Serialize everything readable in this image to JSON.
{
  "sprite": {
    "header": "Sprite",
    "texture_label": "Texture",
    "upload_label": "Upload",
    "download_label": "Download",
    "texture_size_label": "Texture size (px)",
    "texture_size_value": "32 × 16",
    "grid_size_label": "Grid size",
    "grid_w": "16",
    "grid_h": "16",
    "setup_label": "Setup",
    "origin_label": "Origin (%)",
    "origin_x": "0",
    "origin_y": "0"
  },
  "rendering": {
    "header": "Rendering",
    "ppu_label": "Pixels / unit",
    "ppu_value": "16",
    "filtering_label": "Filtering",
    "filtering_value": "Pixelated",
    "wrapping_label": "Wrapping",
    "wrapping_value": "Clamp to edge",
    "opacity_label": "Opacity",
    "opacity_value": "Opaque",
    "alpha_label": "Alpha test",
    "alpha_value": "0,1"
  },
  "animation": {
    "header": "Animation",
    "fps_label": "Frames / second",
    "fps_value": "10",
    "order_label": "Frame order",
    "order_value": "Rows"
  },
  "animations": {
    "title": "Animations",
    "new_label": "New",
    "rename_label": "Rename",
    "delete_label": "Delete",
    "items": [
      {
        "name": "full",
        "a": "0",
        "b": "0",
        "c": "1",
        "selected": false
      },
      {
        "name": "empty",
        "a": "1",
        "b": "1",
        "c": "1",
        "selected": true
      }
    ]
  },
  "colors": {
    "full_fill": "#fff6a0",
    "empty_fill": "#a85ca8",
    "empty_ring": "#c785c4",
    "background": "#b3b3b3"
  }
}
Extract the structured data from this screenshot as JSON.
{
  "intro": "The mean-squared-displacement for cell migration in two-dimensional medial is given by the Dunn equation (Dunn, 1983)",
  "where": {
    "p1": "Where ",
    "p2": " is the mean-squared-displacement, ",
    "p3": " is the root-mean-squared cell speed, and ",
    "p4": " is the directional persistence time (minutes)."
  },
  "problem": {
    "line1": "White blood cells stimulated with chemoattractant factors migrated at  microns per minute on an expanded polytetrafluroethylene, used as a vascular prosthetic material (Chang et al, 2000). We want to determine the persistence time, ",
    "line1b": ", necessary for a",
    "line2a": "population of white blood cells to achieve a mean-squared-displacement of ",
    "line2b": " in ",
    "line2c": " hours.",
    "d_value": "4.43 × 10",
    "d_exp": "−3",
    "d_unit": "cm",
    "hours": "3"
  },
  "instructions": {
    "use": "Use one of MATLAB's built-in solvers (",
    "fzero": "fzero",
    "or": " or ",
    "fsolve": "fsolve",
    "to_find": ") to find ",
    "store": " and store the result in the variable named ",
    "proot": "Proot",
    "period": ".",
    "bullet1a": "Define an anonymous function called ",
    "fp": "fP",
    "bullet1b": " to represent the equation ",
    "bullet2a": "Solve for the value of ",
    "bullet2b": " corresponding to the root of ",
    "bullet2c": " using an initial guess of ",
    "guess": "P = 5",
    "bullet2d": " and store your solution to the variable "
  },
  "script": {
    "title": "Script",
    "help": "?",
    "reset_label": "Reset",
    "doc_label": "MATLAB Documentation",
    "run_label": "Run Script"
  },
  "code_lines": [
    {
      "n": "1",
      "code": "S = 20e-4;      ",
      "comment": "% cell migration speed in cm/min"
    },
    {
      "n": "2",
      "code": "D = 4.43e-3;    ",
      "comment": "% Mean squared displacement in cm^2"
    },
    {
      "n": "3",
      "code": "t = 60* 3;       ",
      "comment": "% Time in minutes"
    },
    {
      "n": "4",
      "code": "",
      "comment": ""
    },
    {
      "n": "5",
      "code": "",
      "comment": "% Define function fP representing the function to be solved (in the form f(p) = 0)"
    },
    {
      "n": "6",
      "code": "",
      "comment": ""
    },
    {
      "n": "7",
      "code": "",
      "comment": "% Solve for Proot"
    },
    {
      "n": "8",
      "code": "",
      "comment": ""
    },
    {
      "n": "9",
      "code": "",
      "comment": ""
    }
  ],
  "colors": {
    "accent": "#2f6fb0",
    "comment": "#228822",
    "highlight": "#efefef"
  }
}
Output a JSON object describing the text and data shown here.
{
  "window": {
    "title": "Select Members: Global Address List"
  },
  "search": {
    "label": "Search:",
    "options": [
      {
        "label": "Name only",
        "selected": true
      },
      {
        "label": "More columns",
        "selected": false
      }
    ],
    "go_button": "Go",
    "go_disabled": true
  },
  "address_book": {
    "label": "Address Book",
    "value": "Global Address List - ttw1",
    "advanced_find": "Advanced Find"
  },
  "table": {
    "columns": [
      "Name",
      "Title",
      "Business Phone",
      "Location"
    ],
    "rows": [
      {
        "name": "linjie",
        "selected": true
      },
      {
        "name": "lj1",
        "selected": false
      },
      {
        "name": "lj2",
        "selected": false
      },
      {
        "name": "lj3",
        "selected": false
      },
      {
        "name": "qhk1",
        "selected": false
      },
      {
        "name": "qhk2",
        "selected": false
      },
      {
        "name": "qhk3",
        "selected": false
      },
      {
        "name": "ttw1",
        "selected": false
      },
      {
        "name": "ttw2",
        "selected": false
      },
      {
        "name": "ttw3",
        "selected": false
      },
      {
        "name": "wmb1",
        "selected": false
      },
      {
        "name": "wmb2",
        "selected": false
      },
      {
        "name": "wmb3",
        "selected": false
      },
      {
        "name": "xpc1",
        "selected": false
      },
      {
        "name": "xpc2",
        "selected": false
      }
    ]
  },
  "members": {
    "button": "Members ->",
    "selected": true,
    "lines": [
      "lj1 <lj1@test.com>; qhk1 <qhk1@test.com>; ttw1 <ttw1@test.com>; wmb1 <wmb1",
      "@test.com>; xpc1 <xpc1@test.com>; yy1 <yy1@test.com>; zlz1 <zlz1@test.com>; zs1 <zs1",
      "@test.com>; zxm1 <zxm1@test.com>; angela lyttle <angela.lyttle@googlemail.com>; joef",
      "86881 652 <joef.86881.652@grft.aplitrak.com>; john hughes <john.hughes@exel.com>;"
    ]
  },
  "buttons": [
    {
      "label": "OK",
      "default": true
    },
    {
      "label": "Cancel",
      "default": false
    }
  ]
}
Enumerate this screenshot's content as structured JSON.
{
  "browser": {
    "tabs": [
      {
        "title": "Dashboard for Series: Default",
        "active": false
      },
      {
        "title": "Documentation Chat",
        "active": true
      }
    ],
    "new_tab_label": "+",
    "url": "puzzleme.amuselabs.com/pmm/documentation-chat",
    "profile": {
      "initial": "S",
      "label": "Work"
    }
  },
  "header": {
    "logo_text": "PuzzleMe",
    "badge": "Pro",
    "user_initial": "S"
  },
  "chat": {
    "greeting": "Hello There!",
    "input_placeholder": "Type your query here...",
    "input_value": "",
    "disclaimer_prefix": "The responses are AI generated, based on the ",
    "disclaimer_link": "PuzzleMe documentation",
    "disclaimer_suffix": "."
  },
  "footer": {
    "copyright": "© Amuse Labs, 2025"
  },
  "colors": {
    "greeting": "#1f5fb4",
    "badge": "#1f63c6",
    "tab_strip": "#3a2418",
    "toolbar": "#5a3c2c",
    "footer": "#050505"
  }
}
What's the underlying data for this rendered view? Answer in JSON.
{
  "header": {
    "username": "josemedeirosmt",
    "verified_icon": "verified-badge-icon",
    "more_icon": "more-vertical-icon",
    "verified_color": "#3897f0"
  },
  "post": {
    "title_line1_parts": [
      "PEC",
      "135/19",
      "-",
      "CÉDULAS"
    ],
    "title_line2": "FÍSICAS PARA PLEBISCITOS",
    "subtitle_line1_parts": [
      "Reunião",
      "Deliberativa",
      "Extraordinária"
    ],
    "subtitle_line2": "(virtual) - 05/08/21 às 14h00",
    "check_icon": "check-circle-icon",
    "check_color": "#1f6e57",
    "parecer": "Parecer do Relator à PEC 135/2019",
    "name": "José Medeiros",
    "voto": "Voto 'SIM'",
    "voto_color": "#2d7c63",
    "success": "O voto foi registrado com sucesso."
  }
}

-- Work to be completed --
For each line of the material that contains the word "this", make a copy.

-- Result of the task --
Serialize everything readable in this image to JSON.
Extract the structured data from this screenshot as JSON.
Enumerate this screenshot's content as structured JSON.
What's the underlying data for this rendered view? Answer in JSON.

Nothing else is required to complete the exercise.